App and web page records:

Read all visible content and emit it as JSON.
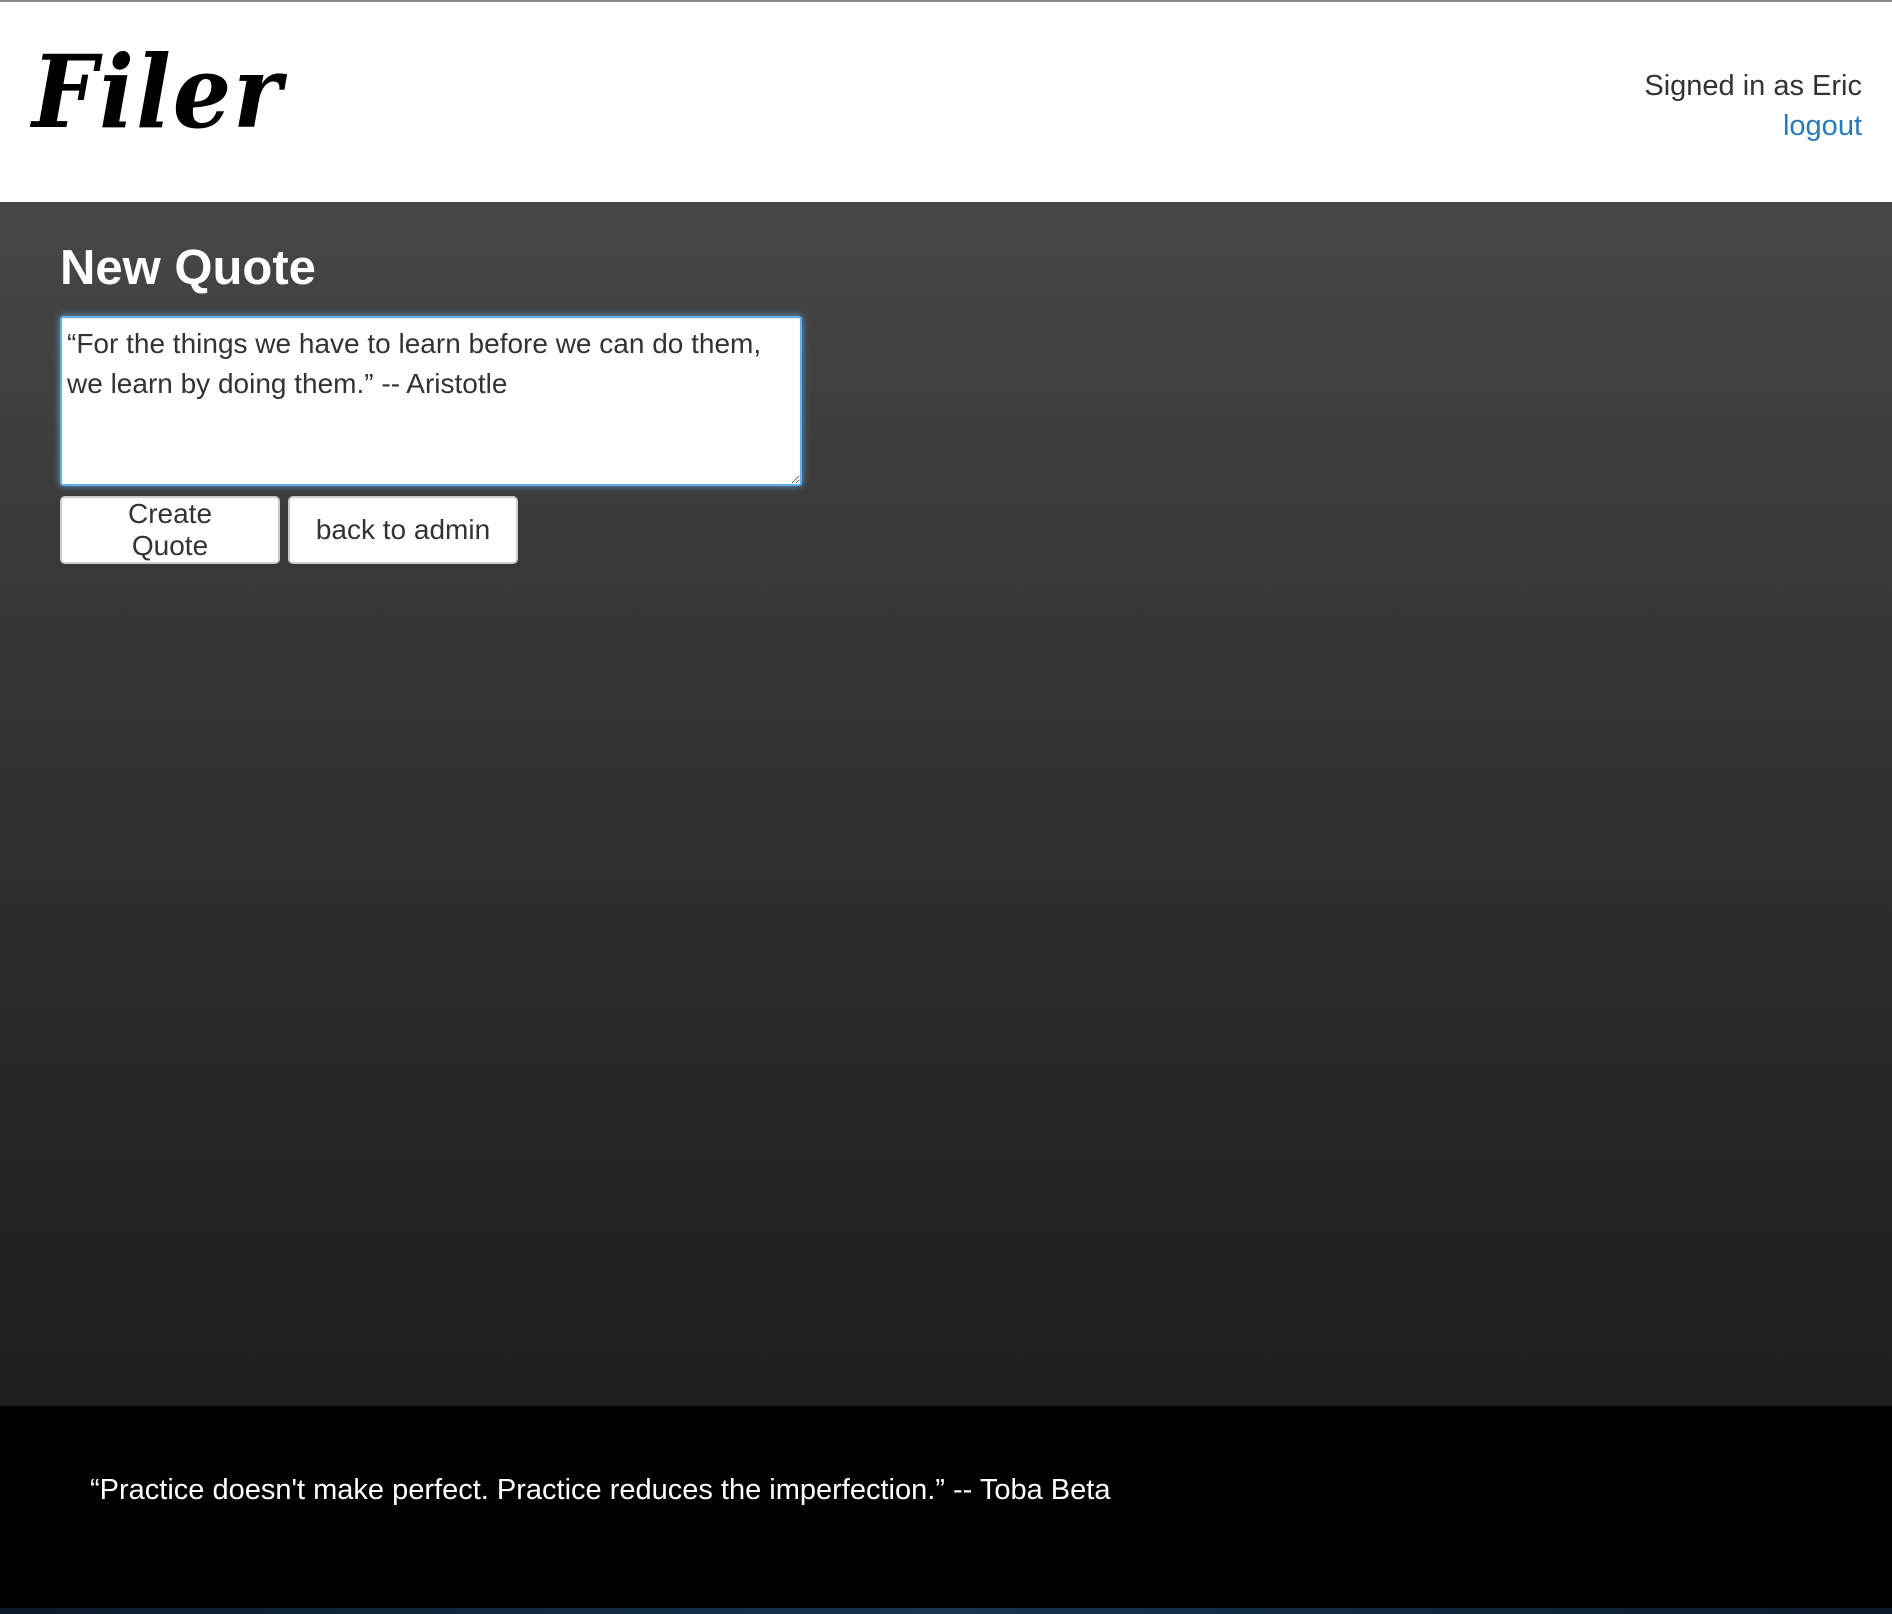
{
  "header": {
    "logo_text": "Filer",
    "signed_in_text": "Signed in as Eric",
    "logout_label": "logout"
  },
  "main": {
    "title": "New Quote",
    "quote_field_value": "“For the things we have to learn before we can do them, we learn by doing them.” -- Aristotle",
    "create_button_label": "Create Quote",
    "back_button_label": "back to admin"
  },
  "footer": {
    "quote_text": "“Practice doesn't make perfect. Practice reduces the imperfection.” -- Toba Beta"
  },
  "colors": {
    "link": "#2a7ab8",
    "focus_ring": "#66afe9",
    "content_bg_top": "#474747",
    "content_bg_bottom": "#1e1e1e",
    "footer_bg": "#000000"
  }
}
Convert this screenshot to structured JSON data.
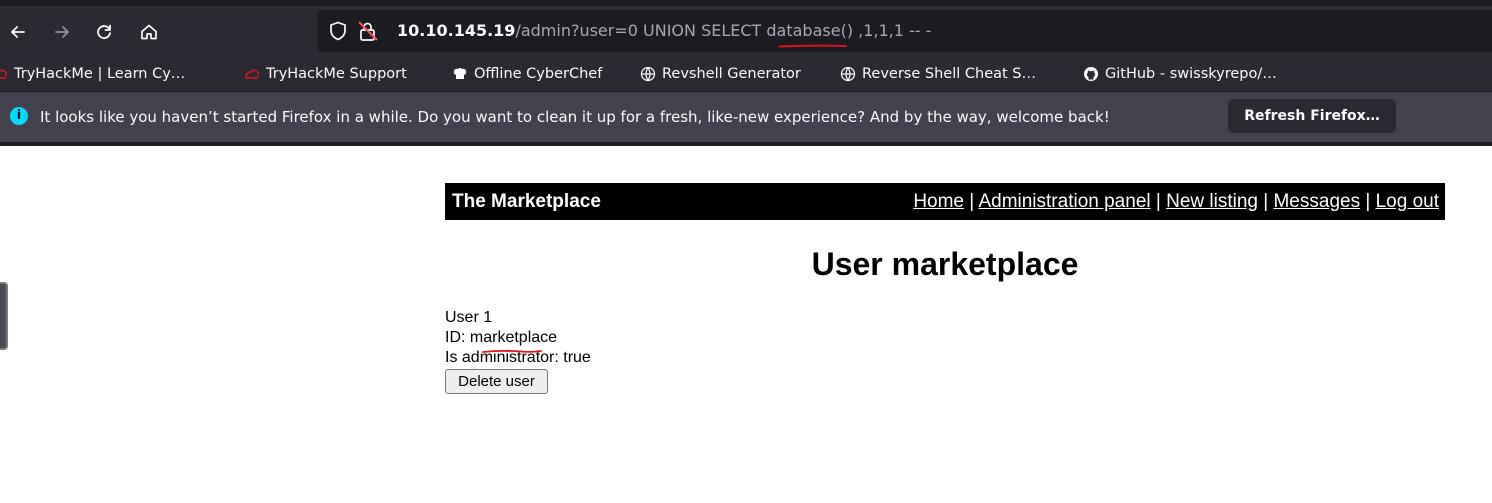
{
  "browser": {
    "nav": {
      "back_icon": "arrow-left-icon",
      "forward_icon": "arrow-right-icon",
      "reload_icon": "reload-icon",
      "home_icon": "home-icon"
    },
    "url": {
      "host": "10.10.145.19",
      "rest": "/admin?user=0 UNION SELECT database() ,1,1,1 -- -"
    },
    "bookmarks": [
      {
        "label": "TryHackMe | Learn Cy…",
        "icon": "tryhackme-icon"
      },
      {
        "label": "TryHackMe Support",
        "icon": "tryhackme-icon"
      },
      {
        "label": "Offline CyberChef",
        "icon": "chef-hat-icon"
      },
      {
        "label": "Revshell Generator",
        "icon": "globe-icon"
      },
      {
        "label": "Reverse Shell Cheat S…",
        "icon": "globe-icon"
      },
      {
        "label": "GitHub - swisskyrepo/…",
        "icon": "github-icon"
      }
    ],
    "notification": {
      "message": "It looks like you haven’t started Firefox in a while. Do you want to clean it up for a fresh, like-new experience? And by the way, welcome back!",
      "button": "Refresh Firefox…"
    },
    "colors": {
      "chrome": "#2b2a33",
      "urlbar": "#1c1b22",
      "notice": "#42414d",
      "annotation": "#e0141e"
    }
  },
  "site": {
    "title": "The Marketplace",
    "nav": [
      "Home",
      "Administration panel",
      "New listing",
      "Messages",
      "Log out"
    ],
    "separator": "|"
  },
  "page": {
    "heading": "User marketplace",
    "user": {
      "name_line": "User 1",
      "id_line": "ID: marketplace",
      "admin_line": "Is administrator: true"
    },
    "delete_button": "Delete user"
  }
}
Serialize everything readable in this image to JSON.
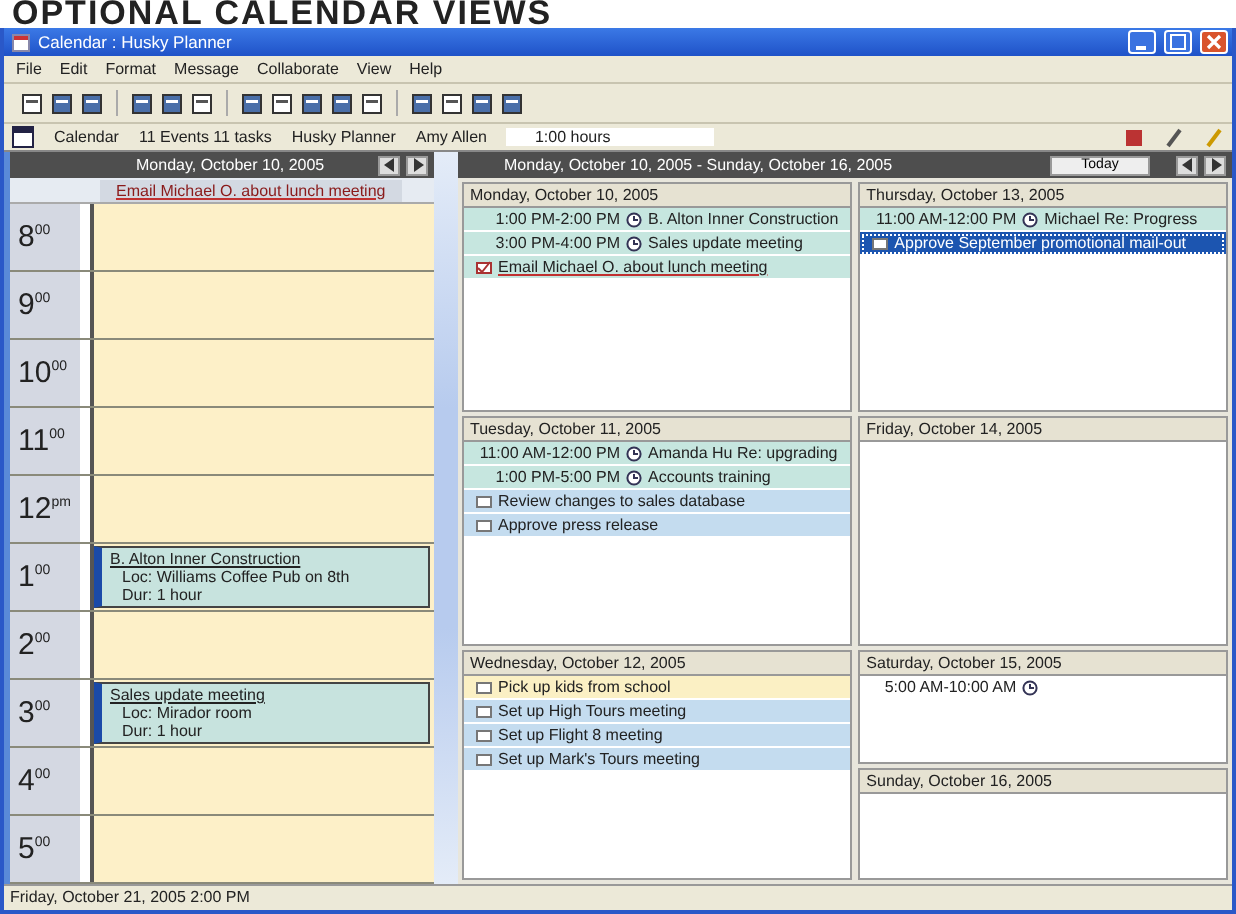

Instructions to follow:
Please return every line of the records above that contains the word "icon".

Task response:
      "back_icon": "arrow-left-icon",
      "forward_icon": "arrow-right-icon",
      "reload_icon": "reload-icon",
      "home_icon": "home-icon"
        "icon": "tryhackme-icon"
        "icon": "tryhackme-icon"
        "icon": "chef-hat-icon"
        "icon": "globe-icon"
        "icon": "globe-icon"
        "icon": "github-icon"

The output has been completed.